* _TASK INSTRUCTIONS_
Give back the entries exactly as they read, leaving each image out.

Saved entries
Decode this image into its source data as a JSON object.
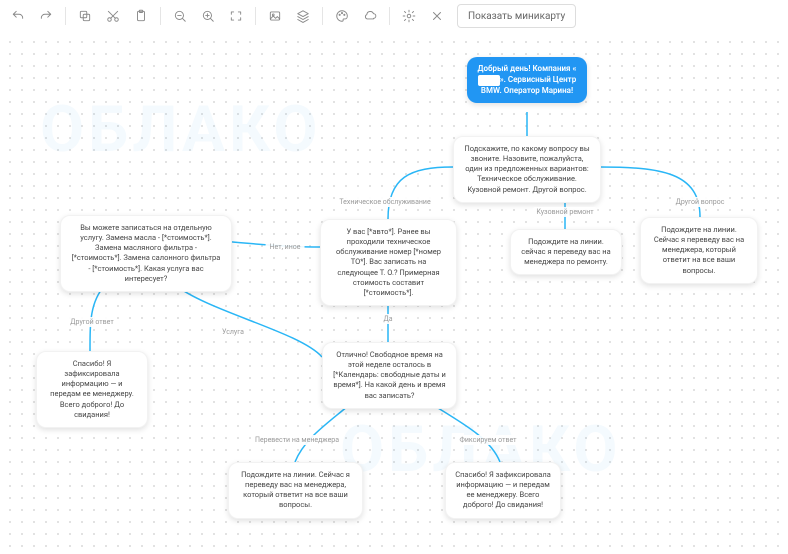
{
  "toolbar": {
    "minimap_label": "Показать миникарту",
    "icons": [
      "undo",
      "redo",
      "copy",
      "cut",
      "paste",
      "zoom-out",
      "zoom-in",
      "fit",
      "image",
      "layers",
      "palette",
      "cloud",
      "settings",
      "close"
    ]
  },
  "nodes": {
    "root": "Добрый день! Компания «__________». Сервисный Центр BMW. Оператор Марина!",
    "root_accent": "________",
    "q_reason": "Подскажите, по какому вопросу вы звоните. Назовите, пожалуйста, один из предложенных вариантов: Техническое обслуживание. Кузовной ремонт. Другой вопрос.",
    "other_q": "Подождите на линии. Сейчас я переведу вас на менеджера, который ответит на все ваши вопросы.",
    "body_repair": "Подождите на линии. сейчас я переведу вас на менеджера по ремонту.",
    "tech_service": "У вас [*авто*]. Ранее вы проходили техническое обслуживание номер [*номер ТО*]. Вас записать на следующее Т. О.? Примерная стоимость составит [*стоимость*].",
    "services_list": "Вы можете записаться на отдельную услугу. Замена масла - [*стоимость*]. Замена масляного фильтра - [*стоимость*]. Замена салонного фильтра - [*стоимость*]. Какая услуга вас интересует?",
    "thanks_left": "Спасибо! Я зафиксировала информацию — и передам ее менеджеру. Всего доброго! До свидания!",
    "free_time": "Отлично! Свободное время на этой неделе осталось в [*Календарь: свободные даты и время*]. На какой день и время вас записать?",
    "wait_manager": "Подождите на линии. Сейчас я переведу вас на менеджера, который ответит на все ваши вопросы.",
    "thanks_right": "Спасибо! Я зафиксировала информацию — и передам ее менеджеру. Всего доброго! До свидания!"
  },
  "edges": {
    "tech": "Техническое обслуживание",
    "body": "Кузовной ремонт",
    "other": "Другой вопрос",
    "no_other": "Нет, иное",
    "yes": "Да",
    "other_ans": "Другой ответ",
    "service": "Услуга",
    "to_manager": "Перевести на менеджера",
    "fix_ans": "Фиксируем ответ"
  }
}
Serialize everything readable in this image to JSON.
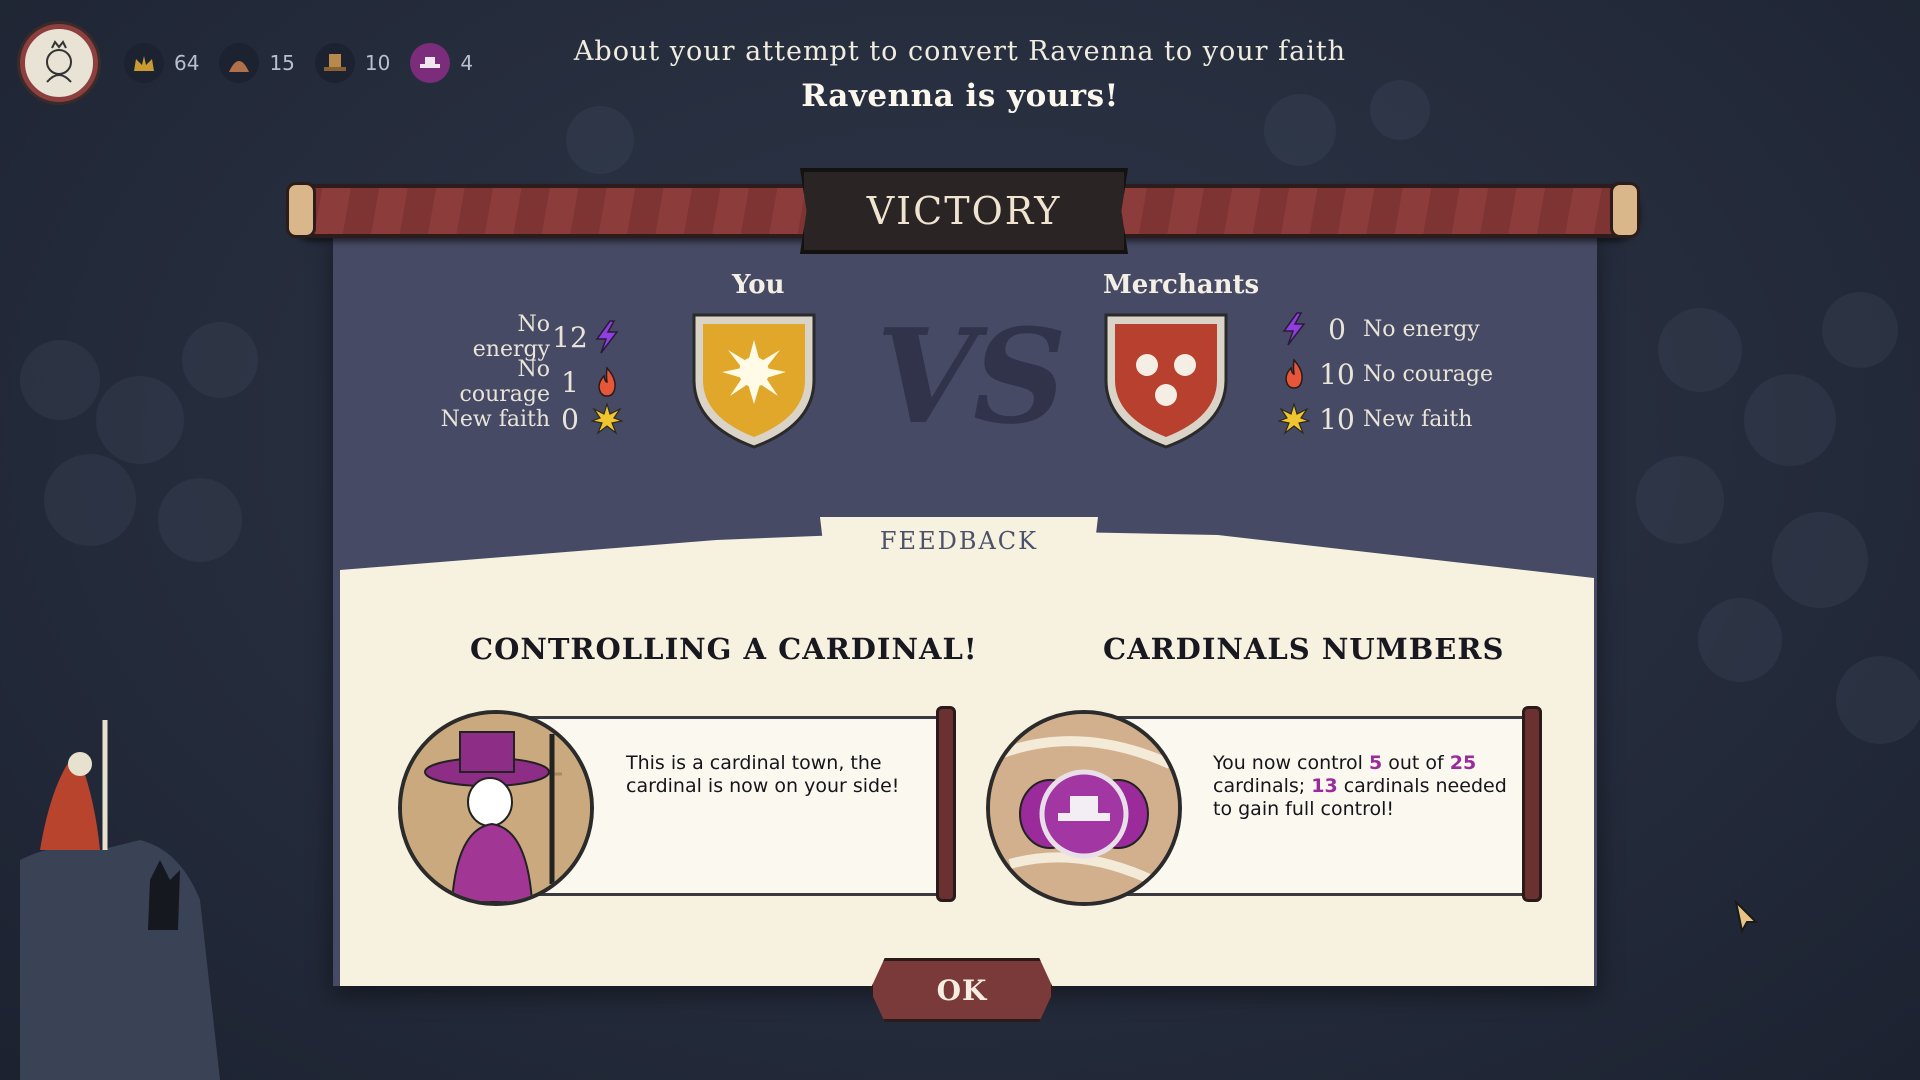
{
  "header": {
    "subtitle": "About your attempt to convert Ravenna to your faith",
    "title": "Ravenna is yours!"
  },
  "resources": [
    {
      "icon": "crown-icon",
      "value": "64"
    },
    {
      "icon": "helmet-icon",
      "value": "15"
    },
    {
      "icon": "hat-icon",
      "value": "10"
    },
    {
      "icon": "cardinal-hat-icon",
      "value": "4"
    }
  ],
  "banner": {
    "label": "VICTORY"
  },
  "you": {
    "name": "You",
    "stats": [
      {
        "label": "No energy",
        "value": "12",
        "icon": "lightning-icon"
      },
      {
        "label": "No courage",
        "value": "1",
        "icon": "flame-icon"
      },
      {
        "label": "New faith",
        "value": "0",
        "icon": "star-burst-icon"
      }
    ],
    "shield_color": "#e0a72a"
  },
  "versus": "VS",
  "opponent": {
    "name": "Merchants",
    "stats": [
      {
        "label": "No energy",
        "value": "0",
        "icon": "lightning-icon"
      },
      {
        "label": "No courage",
        "value": "10",
        "icon": "flame-icon"
      },
      {
        "label": "New faith",
        "value": "10",
        "icon": "star-burst-icon"
      }
    ],
    "shield_color": "#b8402e"
  },
  "feedback": {
    "tab_label": "FEEDBACK",
    "cards": [
      {
        "title": "CONTROLLING A CARDINAL!",
        "text": "This is a cardinal town, the cardinal is now on your side!"
      },
      {
        "title": "CARDINALS NUMBERS",
        "text_parts": [
          "You now control ",
          "5",
          " out of ",
          "25",
          " cardinals; ",
          "13",
          " cardinals needed to gain full control!"
        ]
      }
    ]
  },
  "ok_button": {
    "label": "OK"
  },
  "colors": {
    "accent_purple": "#9b2a9b",
    "panel": "#474a64",
    "parchment": "#f7f1e0",
    "button": "#7b3a3a"
  }
}
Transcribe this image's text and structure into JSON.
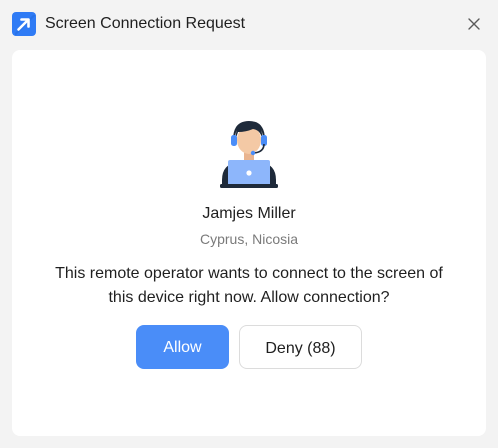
{
  "window": {
    "title": "Screen Connection Request",
    "app_icon": "arrow-up-right-icon",
    "close_icon": "close-icon"
  },
  "operator": {
    "avatar_icon": "support-operator-icon",
    "name": "Jamjes Miller",
    "location": "Cyprus, Nicosia"
  },
  "message": "This remote operator wants to connect to the screen of this device right now. Allow connection?",
  "buttons": {
    "allow_label": "Allow",
    "deny_label": "Deny (88)"
  },
  "colors": {
    "accent": "#4a8df8",
    "background": "#f3f3f3",
    "card": "#ffffff",
    "secondary_text": "#7a7a7a"
  }
}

* _RESPONSE FOR THIS EXERCISE_
Decode this image into its source data as a JSON object.
{
  "toolbar": {
    "minimap_label": "Показать миникарту",
    "icons": [
      "undo",
      "redo",
      "copy",
      "cut",
      "paste",
      "zoom-out",
      "zoom-in",
      "fit",
      "image",
      "layers",
      "palette",
      "cloud",
      "settings",
      "close"
    ]
  },
  "nodes": {
    "root": "Добрый день! Компания «__________». Сервисный Центр BMW. Оператор Марина!",
    "root_accent": "________",
    "q_reason": "Подскажите, по какому вопросу вы звоните. Назовите, пожалуйста, один из предложенных вариантов: Техническое обслуживание. Кузовной ремонт. Другой вопрос.",
    "other_q": "Подождите на линии. Сейчас я переведу вас на менеджера, который ответит на все ваши вопросы.",
    "body_repair": "Подождите на линии. сейчас я переведу вас на менеджера по ремонту.",
    "tech_service": "У вас [*авто*]. Ранее вы проходили техническое обслуживание номер [*номер ТО*]. Вас записать на следующее Т. О.? Примерная стоимость составит [*стоимость*].",
    "services_list": "Вы можете записаться на отдельную услугу. Замена масла - [*стоимость*]. Замена масляного фильтра - [*стоимость*]. Замена салонного фильтра - [*стоимость*]. Какая услуга вас интересует?",
    "thanks_left": "Спасибо! Я зафиксировала информацию — и передам ее менеджеру. Всего доброго! До свидания!",
    "free_time": "Отлично! Свободное время на этой неделе осталось в [*Календарь: свободные даты и время*]. На какой день и время вас записать?",
    "wait_manager": "Подождите на линии. Сейчас я переведу вас на менеджера, который ответит на все ваши вопросы.",
    "thanks_right": "Спасибо! Я зафиксировала информацию — и передам ее менеджеру. Всего доброго! До свидания!"
  },
  "edges": {
    "tech": "Техническое обслуживание",
    "body": "Кузовной ремонт",
    "other": "Другой вопрос",
    "no_other": "Нет, иное",
    "yes": "Да",
    "other_ans": "Другой ответ",
    "service": "Услуга",
    "to_manager": "Перевести на менеджера",
    "fix_ans": "Фиксируем ответ"
  }
}
Serialize everything readable in this image to JSON.
{
  "header": {
    "subtitle": "About your attempt to convert Ravenna to your faith",
    "title": "Ravenna is yours!"
  },
  "resources": [
    {
      "icon": "crown-icon",
      "value": "64"
    },
    {
      "icon": "helmet-icon",
      "value": "15"
    },
    {
      "icon": "hat-icon",
      "value": "10"
    },
    {
      "icon": "cardinal-hat-icon",
      "value": "4"
    }
  ],
  "banner": {
    "label": "VICTORY"
  },
  "you": {
    "name": "You",
    "stats": [
      {
        "label": "No energy",
        "value": "12",
        "icon": "lightning-icon"
      },
      {
        "label": "No courage",
        "value": "1",
        "icon": "flame-icon"
      },
      {
        "label": "New faith",
        "value": "0",
        "icon": "star-burst-icon"
      }
    ],
    "shield_color": "#e0a72a"
  },
  "versus": "VS",
  "opponent": {
    "name": "Merchants",
    "stats": [
      {
        "label": "No energy",
        "value": "0",
        "icon": "lightning-icon"
      },
      {
        "label": "No courage",
        "value": "10",
        "icon": "flame-icon"
      },
      {
        "label": "New faith",
        "value": "10",
        "icon": "star-burst-icon"
      }
    ],
    "shield_color": "#b8402e"
  },
  "feedback": {
    "tab_label": "FEEDBACK",
    "cards": [
      {
        "title": "CONTROLLING A CARDINAL!",
        "text": "This is a cardinal town, the cardinal is now on your side!"
      },
      {
        "title": "CARDINALS NUMBERS",
        "text_parts": [
          "You now control ",
          "5",
          " out of ",
          "25",
          " cardinals; ",
          "13",
          " cardinals needed to gain full control!"
        ]
      }
    ]
  },
  "ok_button": {
    "label": "OK"
  },
  "colors": {
    "accent_purple": "#9b2a9b",
    "panel": "#474a64",
    "parchment": "#f7f1e0",
    "button": "#7b3a3a"
  }
}
Transcribe this image's text and structure into JSON.
{
  "window": {
    "title": "Screen Connection Request",
    "app_icon": "arrow-up-right-icon",
    "close_icon": "close-icon"
  },
  "operator": {
    "avatar_icon": "support-operator-icon",
    "name": "Jamjes Miller",
    "location": "Cyprus, Nicosia"
  },
  "message": "This remote operator wants to connect to the screen of this device right now. Allow connection?",
  "buttons": {
    "allow_label": "Allow",
    "deny_label": "Deny (88)"
  },
  "colors": {
    "accent": "#4a8df8",
    "background": "#f3f3f3",
    "card": "#ffffff",
    "secondary_text": "#7a7a7a"
  }
}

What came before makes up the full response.